Track Lee Harvey Oswald's final days
When we go to heaven, our first question will be "So, who really shot JFK?" We'll try not to be suspicious when St. Peter (or whoever mans the Afterlife Information Desk) tells us that it wasn't the CIA or aliens or the mob, but Lee Harvey Oswald. Right, Pete. If you're still on the "lone gunman or scapegoat" fence, take a few steps in Oswald's shoes. Dallas Historical Society's latest tour highlights many of Oswald's haunts during the last few days of his life, including his Oak Cliff boarding house, the intersection where J.D. Tippit was gunned down and Oswald's final resting place. The tour runs 9 a.m. to 2 p.m., and the $45 fee ($35 for DHS contributors) includes lunch at El Fenix. Call 214-421-4500. --Michelle Martinez
Fort Worth's four-day weekend of arts and music
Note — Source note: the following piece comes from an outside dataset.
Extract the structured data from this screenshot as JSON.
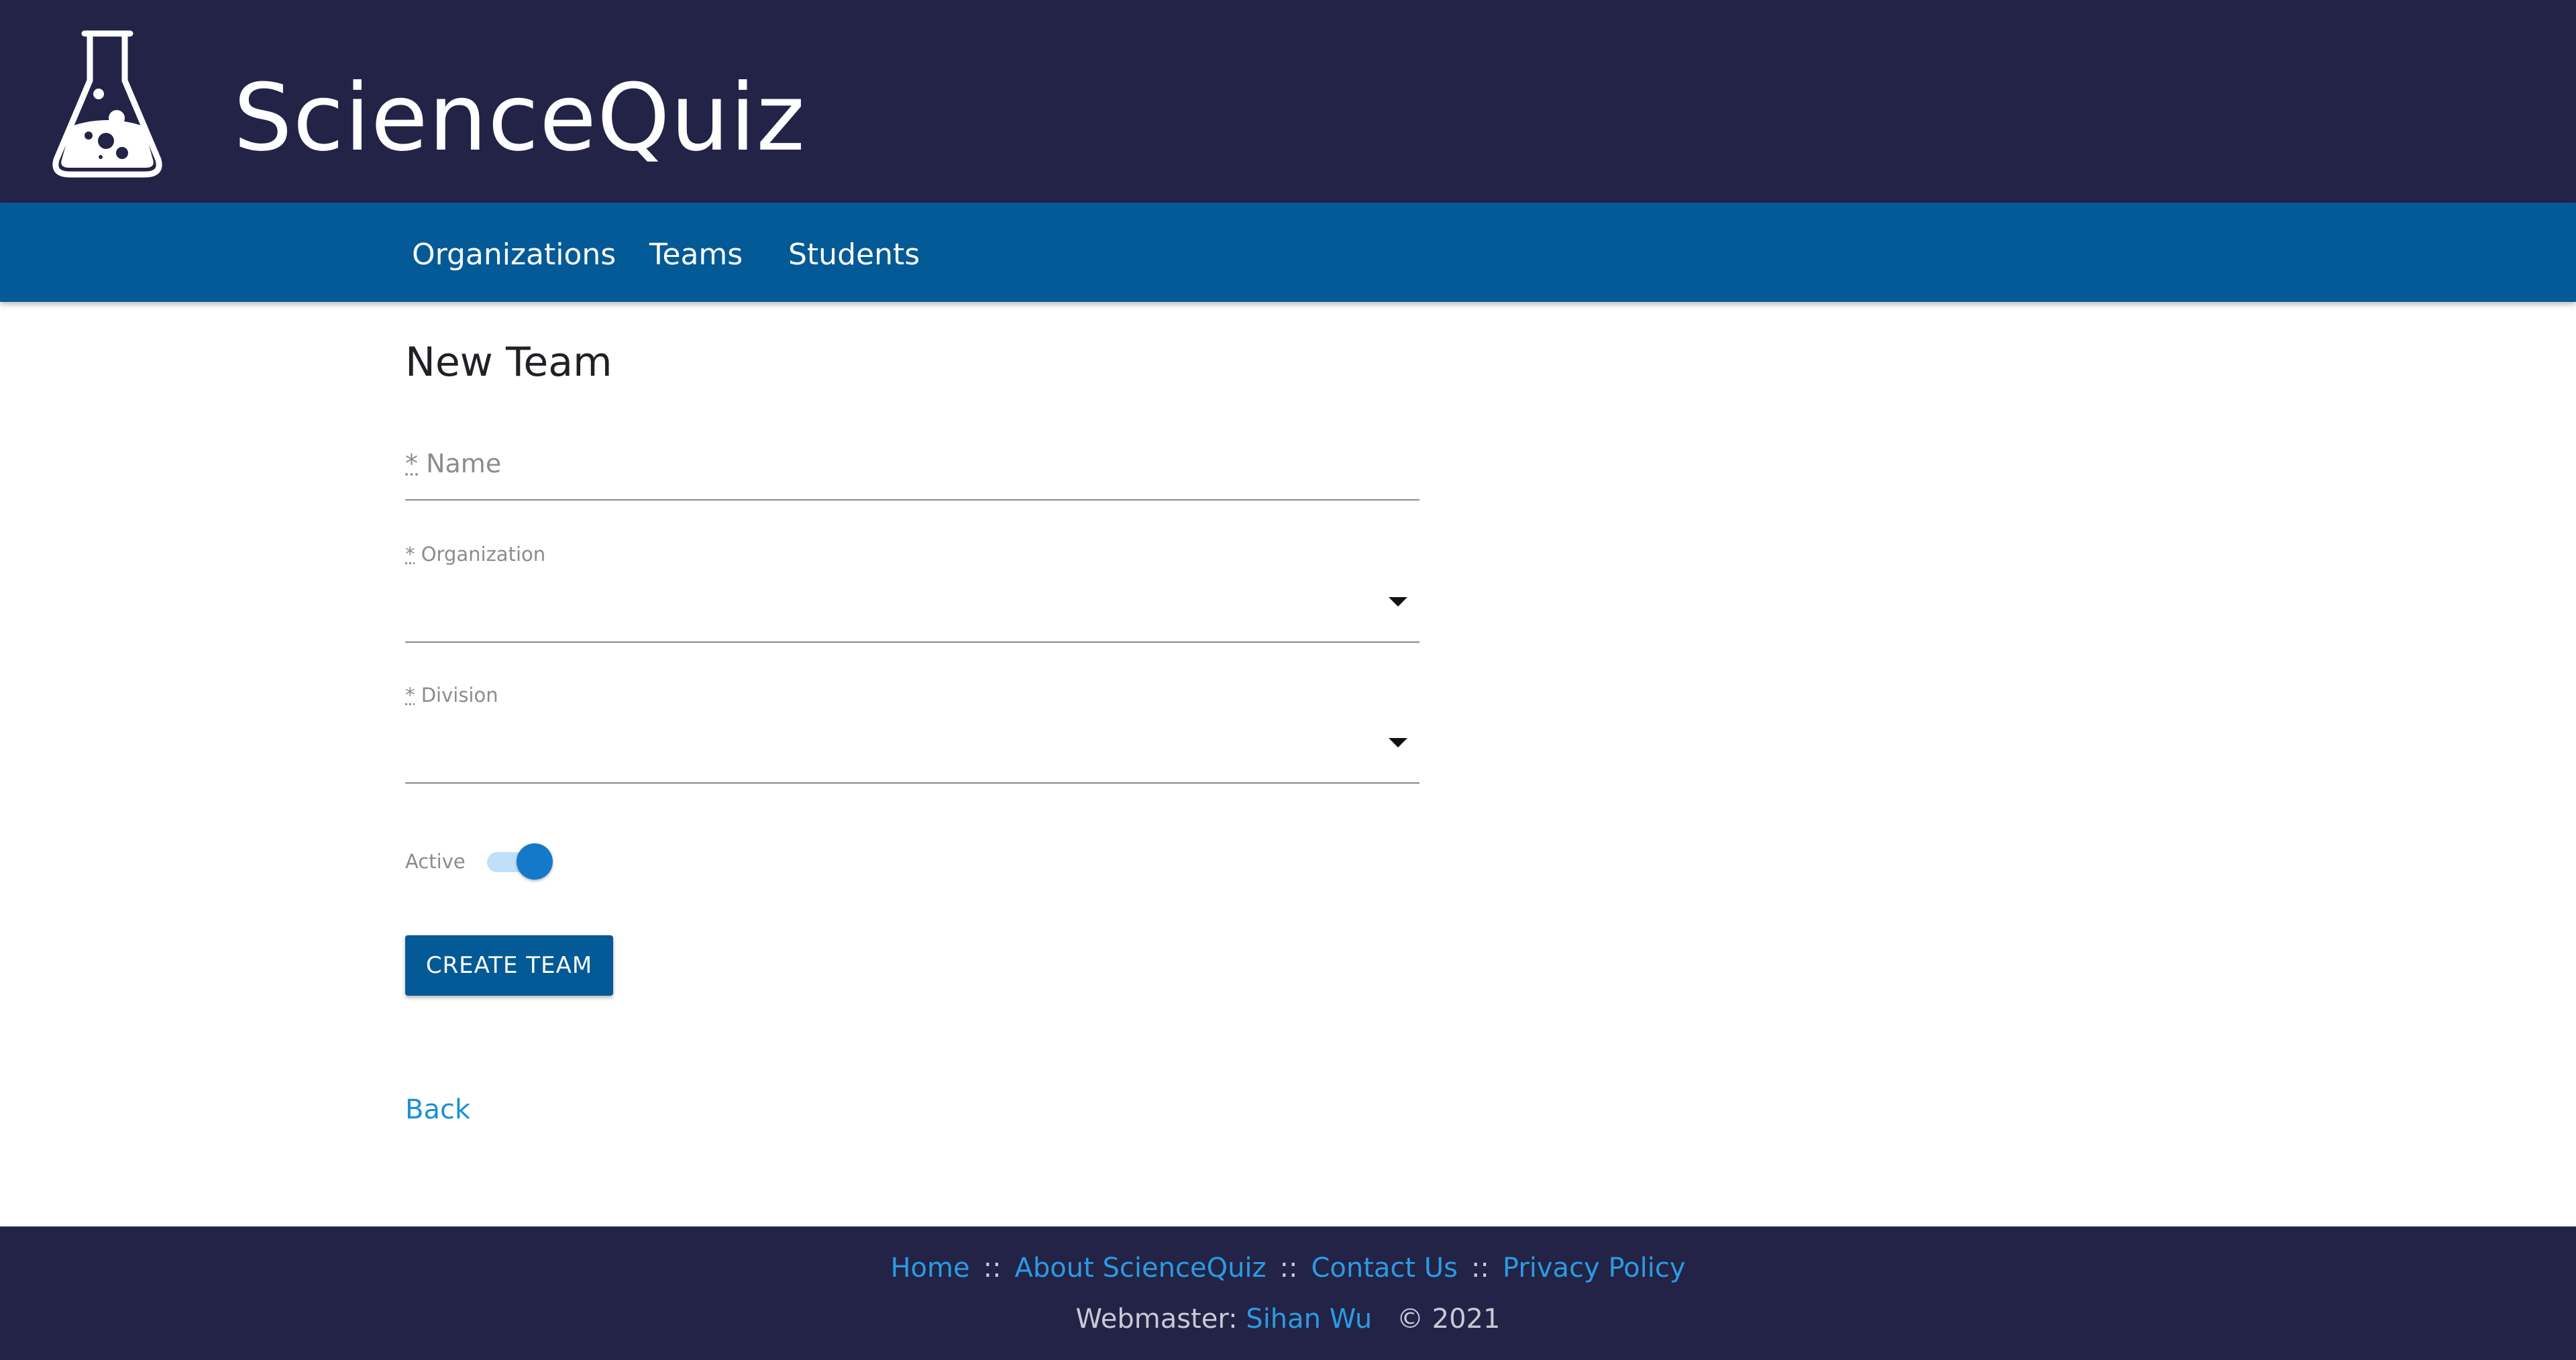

Call it a movable feast for the senses: fine art, fabulous music and funnel cake, all in a nine-block area in downtown Fort Worth. One of the top-rated juried art fairs in the country, the 19th annual Main Street Fort Worth Arts Festival takes place over four days, features more than 200 artists and showcases hundreds of musicians performing on three main stages and on the streets. And talk about eclectic. Catch British bluesman John Mayall, the Austin-based rockabilly band The Derailers, Bowling for Soup--surely the greatest pop/punk band ever to come out of Wichita Falls--and Hiroshima, a Japanese-American jazz/rock/fusion combo. Admission is free. The art is not. It's 11 a.m. to 10 p.m. Thursday, 11 a.m. to 11:30 p.m. Friday and Saturday and 11 a.m. to 8 p.m. Sunday. Visit www.msfwaf.org. --Glenna Whitley